RECORDS TO USE Start Marker
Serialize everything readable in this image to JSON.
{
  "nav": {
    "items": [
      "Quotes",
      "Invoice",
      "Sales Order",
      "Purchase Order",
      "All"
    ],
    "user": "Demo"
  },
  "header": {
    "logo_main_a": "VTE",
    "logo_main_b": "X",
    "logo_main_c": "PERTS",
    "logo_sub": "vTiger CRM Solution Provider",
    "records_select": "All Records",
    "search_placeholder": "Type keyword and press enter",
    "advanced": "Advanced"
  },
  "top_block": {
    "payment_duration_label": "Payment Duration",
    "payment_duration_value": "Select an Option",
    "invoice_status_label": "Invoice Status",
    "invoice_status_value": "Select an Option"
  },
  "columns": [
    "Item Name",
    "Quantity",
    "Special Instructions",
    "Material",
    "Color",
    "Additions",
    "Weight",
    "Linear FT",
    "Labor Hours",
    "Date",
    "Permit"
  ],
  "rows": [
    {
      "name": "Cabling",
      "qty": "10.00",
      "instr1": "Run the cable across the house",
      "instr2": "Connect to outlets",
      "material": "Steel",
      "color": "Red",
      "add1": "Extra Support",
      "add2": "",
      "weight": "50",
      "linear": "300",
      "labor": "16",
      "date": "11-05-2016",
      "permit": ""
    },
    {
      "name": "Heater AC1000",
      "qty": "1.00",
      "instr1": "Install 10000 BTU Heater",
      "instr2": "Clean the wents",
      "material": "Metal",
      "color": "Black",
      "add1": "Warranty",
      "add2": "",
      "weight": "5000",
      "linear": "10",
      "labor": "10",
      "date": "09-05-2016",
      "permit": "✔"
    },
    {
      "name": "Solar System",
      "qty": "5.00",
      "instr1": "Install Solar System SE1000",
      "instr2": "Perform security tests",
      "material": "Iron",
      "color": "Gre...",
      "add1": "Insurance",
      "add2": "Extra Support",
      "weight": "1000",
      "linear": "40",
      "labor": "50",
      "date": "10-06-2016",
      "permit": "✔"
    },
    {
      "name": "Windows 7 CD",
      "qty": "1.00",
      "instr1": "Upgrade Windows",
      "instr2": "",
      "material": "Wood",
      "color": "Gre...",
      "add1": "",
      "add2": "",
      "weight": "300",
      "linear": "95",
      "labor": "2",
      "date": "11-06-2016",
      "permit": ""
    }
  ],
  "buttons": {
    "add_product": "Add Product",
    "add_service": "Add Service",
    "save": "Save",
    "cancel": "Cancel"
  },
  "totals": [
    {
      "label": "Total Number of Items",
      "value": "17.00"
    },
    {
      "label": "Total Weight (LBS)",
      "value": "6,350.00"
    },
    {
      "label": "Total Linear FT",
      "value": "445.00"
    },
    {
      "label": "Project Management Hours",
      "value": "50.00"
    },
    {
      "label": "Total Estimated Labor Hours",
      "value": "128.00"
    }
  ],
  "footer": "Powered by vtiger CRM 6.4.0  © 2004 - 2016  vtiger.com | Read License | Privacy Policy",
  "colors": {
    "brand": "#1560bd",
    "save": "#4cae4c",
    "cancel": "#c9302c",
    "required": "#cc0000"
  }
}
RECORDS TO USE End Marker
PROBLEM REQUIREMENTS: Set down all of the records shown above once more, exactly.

ANSWER TO THE PROBLEM:
Serialize everything readable in this image to JSON.
{
  "nav": {
    "items": [
      "Quotes",
      "Invoice",
      "Sales Order",
      "Purchase Order",
      "All"
    ],
    "user": "Demo"
  },
  "header": {
    "logo_main_a": "VTE",
    "logo_main_b": "X",
    "logo_main_c": "PERTS",
    "logo_sub": "vTiger CRM Solution Provider",
    "records_select": "All Records",
    "search_placeholder": "Type keyword and press enter",
    "advanced": "Advanced"
  },
  "top_block": {
    "payment_duration_label": "Payment Duration",
    "payment_duration_value": "Select an Option",
    "invoice_status_label": "Invoice Status",
    "invoice_status_value": "Select an Option"
  },
  "columns": [
    "Item Name",
    "Quantity",
    "Special Instructions",
    "Material",
    "Color",
    "Additions",
    "Weight",
    "Linear FT",
    "Labor Hours",
    "Date",
    "Permit"
  ],
  "rows": [
    {
      "name": "Cabling",
      "qty": "10.00",
      "instr1": "Run the cable across the house",
      "instr2": "Connect to outlets",
      "material": "Steel",
      "color": "Red",
      "add1": "Extra Support",
      "add2": "",
      "weight": "50",
      "linear": "300",
      "labor": "16",
      "date": "11-05-2016",
      "permit": ""
    },
    {
      "name": "Heater AC1000",
      "qty": "1.00",
      "instr1": "Install 10000 BTU Heater",
      "instr2": "Clean the wents",
      "material": "Metal",
      "color": "Black",
      "add1": "Warranty",
      "add2": "",
      "weight": "5000",
      "linear": "10",
      "labor": "10",
      "date": "09-05-2016",
      "permit": "✔"
    },
    {
      "name": "Solar System",
      "qty": "5.00",
      "instr1": "Install Solar System SE1000",
      "instr2": "Perform security tests",
      "material": "Iron",
      "color": "Gre...",
      "add1": "Insurance",
      "add2": "Extra Support",
      "weight": "1000",
      "linear": "40",
      "labor": "50",
      "date": "10-06-2016",
      "permit": "✔"
    },
    {
      "name": "Windows 7 CD",
      "qty": "1.00",
      "instr1": "Upgrade Windows",
      "instr2": "",
      "material": "Wood",
      "color": "Gre...",
      "add1": "",
      "add2": "",
      "weight": "300",
      "linear": "95",
      "labor": "2",
      "date": "11-06-2016",
      "permit": ""
    }
  ],
  "buttons": {
    "add_product": "Add Product",
    "add_service": "Add Service",
    "save": "Save",
    "cancel": "Cancel"
  },
  "totals": [
    {
      "label": "Total Number of Items",
      "value": "17.00"
    },
    {
      "label": "Total Weight (LBS)",
      "value": "6,350.00"
    },
    {
      "label": "Total Linear FT",
      "value": "445.00"
    },
    {
      "label": "Project Management Hours",
      "value": "50.00"
    },
    {
      "label": "Total Estimated Labor Hours",
      "value": "128.00"
    }
  ],
  "footer": "Powered by vtiger CRM 6.4.0  © 2004 - 2016  vtiger.com | Read License | Privacy Policy",
  "colors": {
    "brand": "#1560bd",
    "save": "#4cae4c",
    "cancel": "#c9302c",
    "required": "#cc0000"
  }
}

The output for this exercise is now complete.